"If we were still a pioneer country, I would understand [the right to bear arms]," she said. "But we're more civilized than that."
With yesterday's decision to scrap the District's handgun ban, residents from the safest parts of Northwest to the most dangerous sections of Southeast expressed glee that the decision could enable some residents to defend themselves or dismay that it could lead to more chaos.
Some railed against laws that seem to ignore those who import illegal guns into the city but heavily punish those who buy them. Some who have never been robbed said they planned to get a gun. Shooting victims, meanwhile, said they would not.
Edward Matthews, 24, a student at the University of the District of Columbia, said the ban was a source of constant frustration. Matthews lives in Fort Washington, in part, so he can own a handgun, he said, and has often worried about relatives living in the District who could not.
"I have family in D.C. that have been robbed, but they didn't have guns because it was illegal, now they'll probably get something," he said.
Most city residents would disagree. In a Washington Post poll of D.C. residents in January, 76 percent favored the city's gun law.
Gustavo Cuello, 47, owner of Habitat Home Accents & Jewelry on U Street, said the idea that everyone can own a gun is "completely stupid." He was mugged once in Dupont Circle two years ago, but no weapon was involved. "They talk about guns for hunting or self-defense," he said. "This is 2008!"
The need for self-defense is real to Sorrell Green. He has two pit bulls for safety and favors allowing residents to own guns and carry them.
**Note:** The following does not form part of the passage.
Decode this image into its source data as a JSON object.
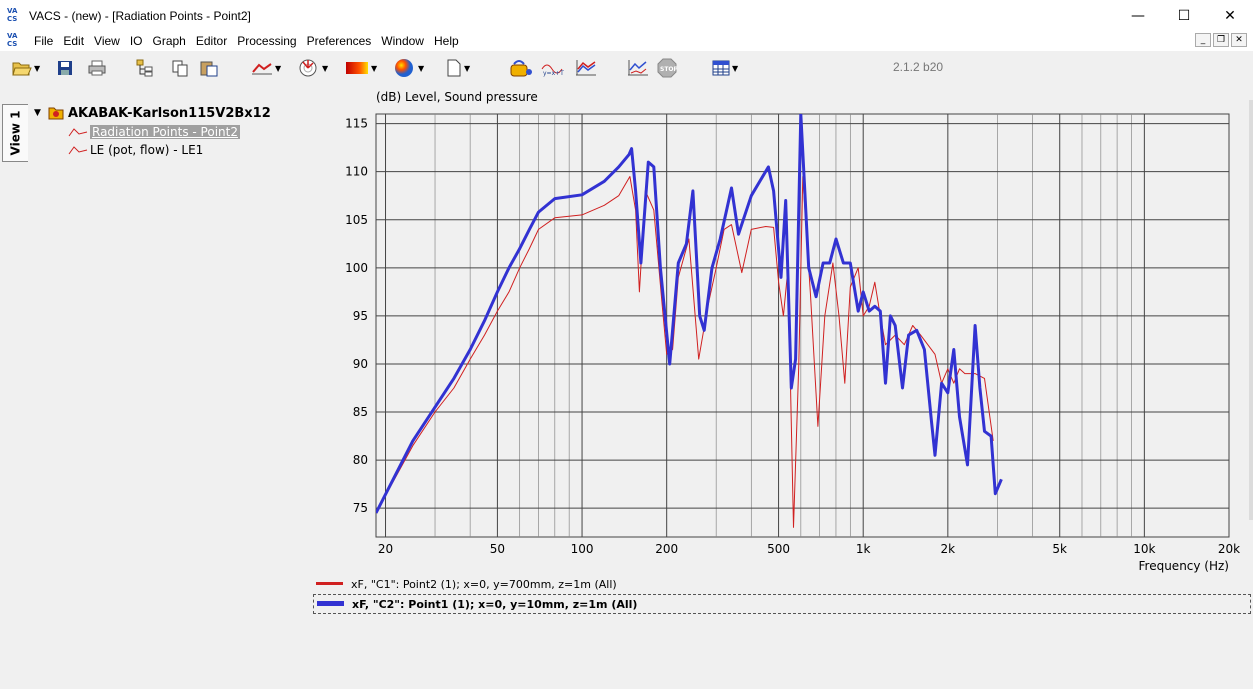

At 61, he has lived in the District for 40 years and has been robbed five times, twice at gunpoint outside his house. "Just having a gun in your house is not going to do you any good on the street," he said. "People need something to protect themselves."